So where did the myth originate that your heart stops when you sneeze? The changing pressure in your chest due to sneezing also changes your blood flow, which may change the rhythm of your heartbeat. Dr. Richard Conti, past president of the American College of Cardiology, speculates that the belief that the heart actually comes to a stop during a sneeze could result from the sensation of having the heart "skip a beat." When there is a prolonged delay before the heart's next beat, he said, that beat is then more forceful and more noticeable, perhaps as a funny sensation in the throat or upper chest (Ray, 1992).

Found the original article from the NY Times.

  • Correct. On an ekg you'll usually not even ser a pause if the patient sneezes (anecdotal, I know) – Monkey Tuesday Sep 16 '11 at 3:14
  • 1
    @MonkeyTuesday: would be nice to find an image of an ECG or EKG during a sneeze. – nico Oct 16 '11 at 6:04
  • 3
    @nico it's usually distorted by motion artifact from the sneeze, but if i run across a good one, I'll share it. – Monkey Tuesday Oct 16 '11 at 8:26

You must log in to answer this question.

protected by DavePhD Feb 27 '17 at 20:48

Thank you for your interest in this question. Because it has attracted low-quality or spam answers that had to be removed, posting an answer now requires 10 reputation on this site (the association bonus does not count).

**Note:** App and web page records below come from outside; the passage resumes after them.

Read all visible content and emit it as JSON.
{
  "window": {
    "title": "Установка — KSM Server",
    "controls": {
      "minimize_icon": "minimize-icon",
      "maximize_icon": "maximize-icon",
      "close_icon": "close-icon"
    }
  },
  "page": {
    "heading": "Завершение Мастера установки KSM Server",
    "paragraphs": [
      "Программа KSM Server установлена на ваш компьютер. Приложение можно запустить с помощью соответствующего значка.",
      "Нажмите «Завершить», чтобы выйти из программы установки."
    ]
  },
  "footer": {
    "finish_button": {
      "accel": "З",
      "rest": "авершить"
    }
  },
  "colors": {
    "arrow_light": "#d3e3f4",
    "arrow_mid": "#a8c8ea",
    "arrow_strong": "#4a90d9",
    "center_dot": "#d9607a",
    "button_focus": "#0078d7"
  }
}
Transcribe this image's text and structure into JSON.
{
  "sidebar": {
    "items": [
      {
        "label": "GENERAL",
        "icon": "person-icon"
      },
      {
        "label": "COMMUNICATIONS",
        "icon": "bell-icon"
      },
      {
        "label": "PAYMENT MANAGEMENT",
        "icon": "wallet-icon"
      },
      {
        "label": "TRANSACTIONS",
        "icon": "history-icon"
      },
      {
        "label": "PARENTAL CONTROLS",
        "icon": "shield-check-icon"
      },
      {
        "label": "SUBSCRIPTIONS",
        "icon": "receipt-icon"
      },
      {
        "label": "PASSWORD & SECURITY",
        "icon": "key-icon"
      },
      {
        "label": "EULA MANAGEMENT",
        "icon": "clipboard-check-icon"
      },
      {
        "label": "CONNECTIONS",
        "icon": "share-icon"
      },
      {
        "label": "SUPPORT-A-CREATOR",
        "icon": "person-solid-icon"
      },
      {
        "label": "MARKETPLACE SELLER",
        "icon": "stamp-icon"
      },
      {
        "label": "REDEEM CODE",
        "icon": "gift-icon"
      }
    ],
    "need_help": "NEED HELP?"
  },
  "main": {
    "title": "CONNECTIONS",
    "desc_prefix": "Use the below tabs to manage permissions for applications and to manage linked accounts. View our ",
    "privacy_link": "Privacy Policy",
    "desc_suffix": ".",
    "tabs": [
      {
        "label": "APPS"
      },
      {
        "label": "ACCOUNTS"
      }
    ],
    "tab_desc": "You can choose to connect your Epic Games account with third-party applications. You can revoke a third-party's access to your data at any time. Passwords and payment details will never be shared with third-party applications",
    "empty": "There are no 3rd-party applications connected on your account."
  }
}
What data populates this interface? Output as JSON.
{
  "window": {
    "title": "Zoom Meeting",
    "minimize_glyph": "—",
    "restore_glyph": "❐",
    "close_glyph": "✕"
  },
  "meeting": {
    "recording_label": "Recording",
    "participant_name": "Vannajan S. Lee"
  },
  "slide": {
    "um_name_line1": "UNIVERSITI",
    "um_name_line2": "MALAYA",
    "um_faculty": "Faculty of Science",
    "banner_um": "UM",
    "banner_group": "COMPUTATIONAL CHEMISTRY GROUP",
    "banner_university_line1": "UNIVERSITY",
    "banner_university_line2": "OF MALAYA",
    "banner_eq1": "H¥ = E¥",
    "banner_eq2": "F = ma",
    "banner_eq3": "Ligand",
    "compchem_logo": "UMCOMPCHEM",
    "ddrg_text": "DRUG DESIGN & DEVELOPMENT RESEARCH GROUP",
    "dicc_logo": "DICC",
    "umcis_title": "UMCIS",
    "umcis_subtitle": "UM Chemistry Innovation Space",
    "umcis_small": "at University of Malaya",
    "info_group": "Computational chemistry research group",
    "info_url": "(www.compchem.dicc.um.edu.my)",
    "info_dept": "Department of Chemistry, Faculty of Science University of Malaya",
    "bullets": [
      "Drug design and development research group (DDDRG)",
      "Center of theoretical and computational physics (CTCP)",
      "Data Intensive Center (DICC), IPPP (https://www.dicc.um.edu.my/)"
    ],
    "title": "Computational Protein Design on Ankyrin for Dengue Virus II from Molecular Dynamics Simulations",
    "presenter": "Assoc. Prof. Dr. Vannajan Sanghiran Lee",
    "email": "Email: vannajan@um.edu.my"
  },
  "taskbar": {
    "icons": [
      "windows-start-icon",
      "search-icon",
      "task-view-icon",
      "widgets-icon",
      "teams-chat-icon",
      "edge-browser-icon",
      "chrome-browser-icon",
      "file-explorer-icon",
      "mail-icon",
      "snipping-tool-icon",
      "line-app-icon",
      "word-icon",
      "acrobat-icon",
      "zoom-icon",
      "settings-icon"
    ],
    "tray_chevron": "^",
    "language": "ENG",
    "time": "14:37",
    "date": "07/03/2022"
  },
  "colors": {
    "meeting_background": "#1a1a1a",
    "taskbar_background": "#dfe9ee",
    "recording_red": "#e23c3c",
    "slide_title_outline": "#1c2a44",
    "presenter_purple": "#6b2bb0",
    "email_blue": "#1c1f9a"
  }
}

Would you like to answer one of these unanswered questions instead?

Not the answer you're looking for? Browse other questions tagged .